- The National Human Rights Commission (NHRC) in a report flagged the “inhuman and deplorable” condition of all 46 government-run mental healthcare institutions across the country.
- The report notes that the facilities are “illegally” keeping patients long after their recovery, in what is an “infringement of the human rights of mentally ill patients”.
- These observations were made after visits to all operational government facilities, to assess the implementation of the Mental Healthcare Act, 2017 (MHA).
What does the MHA, 2017 say?
- The MHA, 2017 “centered the agency of individuals, acknowledged their right to live as part of a community [under Section 19], and focused on rehabilitation,”
- Under Section 19 of the Act, the government was made responsible for creating opportunities to access less restrictive options for community living — such as halfway homes, sheltered accommodations, rehab homes, and supported accommodation.

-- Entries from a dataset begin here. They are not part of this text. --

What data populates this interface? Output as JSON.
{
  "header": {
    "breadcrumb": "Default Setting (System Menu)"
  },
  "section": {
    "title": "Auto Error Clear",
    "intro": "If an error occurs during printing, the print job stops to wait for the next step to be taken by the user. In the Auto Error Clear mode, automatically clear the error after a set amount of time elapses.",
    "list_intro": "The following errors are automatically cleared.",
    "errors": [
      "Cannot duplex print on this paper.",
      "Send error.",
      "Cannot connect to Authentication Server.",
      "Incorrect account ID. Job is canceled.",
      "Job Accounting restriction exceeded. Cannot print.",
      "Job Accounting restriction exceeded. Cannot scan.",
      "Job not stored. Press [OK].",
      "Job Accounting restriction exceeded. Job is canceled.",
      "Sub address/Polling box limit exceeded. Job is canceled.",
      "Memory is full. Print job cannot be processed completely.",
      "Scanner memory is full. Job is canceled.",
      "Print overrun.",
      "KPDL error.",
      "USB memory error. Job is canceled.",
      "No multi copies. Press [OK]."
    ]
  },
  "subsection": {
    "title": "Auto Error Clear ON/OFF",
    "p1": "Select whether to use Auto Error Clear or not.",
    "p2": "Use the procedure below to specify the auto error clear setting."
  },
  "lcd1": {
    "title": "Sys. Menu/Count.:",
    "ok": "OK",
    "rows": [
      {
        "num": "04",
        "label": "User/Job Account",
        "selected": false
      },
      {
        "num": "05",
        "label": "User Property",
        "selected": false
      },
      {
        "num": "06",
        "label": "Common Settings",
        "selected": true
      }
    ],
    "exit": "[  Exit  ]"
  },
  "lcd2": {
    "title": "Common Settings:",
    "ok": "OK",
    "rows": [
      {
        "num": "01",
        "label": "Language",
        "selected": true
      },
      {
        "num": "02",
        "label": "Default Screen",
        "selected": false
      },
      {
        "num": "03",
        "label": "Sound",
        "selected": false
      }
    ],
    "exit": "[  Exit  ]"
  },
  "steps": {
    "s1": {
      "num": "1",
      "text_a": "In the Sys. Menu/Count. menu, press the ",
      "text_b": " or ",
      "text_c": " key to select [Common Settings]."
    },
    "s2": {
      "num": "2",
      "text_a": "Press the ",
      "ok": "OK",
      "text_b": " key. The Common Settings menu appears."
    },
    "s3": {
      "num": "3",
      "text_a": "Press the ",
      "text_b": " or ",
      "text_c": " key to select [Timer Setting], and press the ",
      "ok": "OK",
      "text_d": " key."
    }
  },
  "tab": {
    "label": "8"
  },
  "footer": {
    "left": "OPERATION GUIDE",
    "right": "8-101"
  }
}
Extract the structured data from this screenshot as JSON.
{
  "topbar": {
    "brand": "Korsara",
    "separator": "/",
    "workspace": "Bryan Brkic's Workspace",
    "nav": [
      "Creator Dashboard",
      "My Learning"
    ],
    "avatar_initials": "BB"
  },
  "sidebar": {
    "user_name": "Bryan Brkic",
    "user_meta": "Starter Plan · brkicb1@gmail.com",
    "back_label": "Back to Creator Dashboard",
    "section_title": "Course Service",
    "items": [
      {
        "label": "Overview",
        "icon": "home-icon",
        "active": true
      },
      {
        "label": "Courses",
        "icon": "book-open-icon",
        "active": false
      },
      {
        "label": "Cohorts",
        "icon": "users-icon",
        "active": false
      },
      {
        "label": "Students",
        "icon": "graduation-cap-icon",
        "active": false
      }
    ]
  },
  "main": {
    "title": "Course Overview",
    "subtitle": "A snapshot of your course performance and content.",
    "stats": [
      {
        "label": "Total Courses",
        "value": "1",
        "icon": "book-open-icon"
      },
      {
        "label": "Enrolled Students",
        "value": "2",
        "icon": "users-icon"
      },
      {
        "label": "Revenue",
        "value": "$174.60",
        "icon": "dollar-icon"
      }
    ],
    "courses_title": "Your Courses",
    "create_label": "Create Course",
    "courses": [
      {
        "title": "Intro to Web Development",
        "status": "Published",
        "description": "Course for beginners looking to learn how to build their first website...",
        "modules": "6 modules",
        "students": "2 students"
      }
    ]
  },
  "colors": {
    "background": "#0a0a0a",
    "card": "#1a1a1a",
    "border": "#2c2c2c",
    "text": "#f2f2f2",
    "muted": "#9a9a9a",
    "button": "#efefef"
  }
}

- The Act also discourages using physical restraints (such as chaining), unmodified electro-convulsive therapy (ECT), and pushes for the right to hygiene, sanitation, food, recreation, privacy, and infrastructure. More importantly, the Act recognised that “people have a capacity of their own — unless proven otherwise
- Additionally, under Section 5, people are empowered to make “advance directives”. They can nominate a representative for themselves, thereby potentially helping to eliminate absolute forms of guardianship in favour of supported decision-making.
- This is barring cases where the person needs a higher degree of care and support. Experts note this was the first time a psychosocial approach to mental health was adopted.
- The Act acknowledged that external factors — such as income, social status, and education — impact mental well-being, and therefore, recovery needs a psychiatric as well as a social input.
What are the challenges?
- While the MHA safeguards the rights of people in mental healthcare establishments, enforcement challenges remain. Almost 36.25% of residential service users at state psychiatric facilities were found to be living for one year or more in these facilities, according to a 2018 report by the Hans Foundation.
- Under the MHA, all States are required to establish a State Mental Health Authority and Mental Health Review Boards (MHRBs) — bodies that can further draft standards for mental healthcare institutes, oversee their functioning and ensure they comply with the Act.
- Fernandes notes that in a majority of States, “these bodies are yet to be established or remain defunct…Further, many States have not notified minimum standards which are meant to ensure the quality of MHEs.
- The Act takes on a human rights lens by shifting the obligation of care onto different stakeholders — including caregivers, government institutions, police officials, and mental health practitioners.
- Poor budgetary allocation and utilisation of funds creates a scenario where shelter homes remain underequipped, establishments understaffed, and professionals and service providers not adequately trained to deliver proper healthcare,
- While Section 19 recognises the right of people to “live in, be part of, and not be segregated from society,” there have been no concrete efforts towards implementation
- The dearth of alternative community-based services further complicates access to rehabilitation.
SOURCE: THE HINDU, THE ECONOMIC TIMES, PIB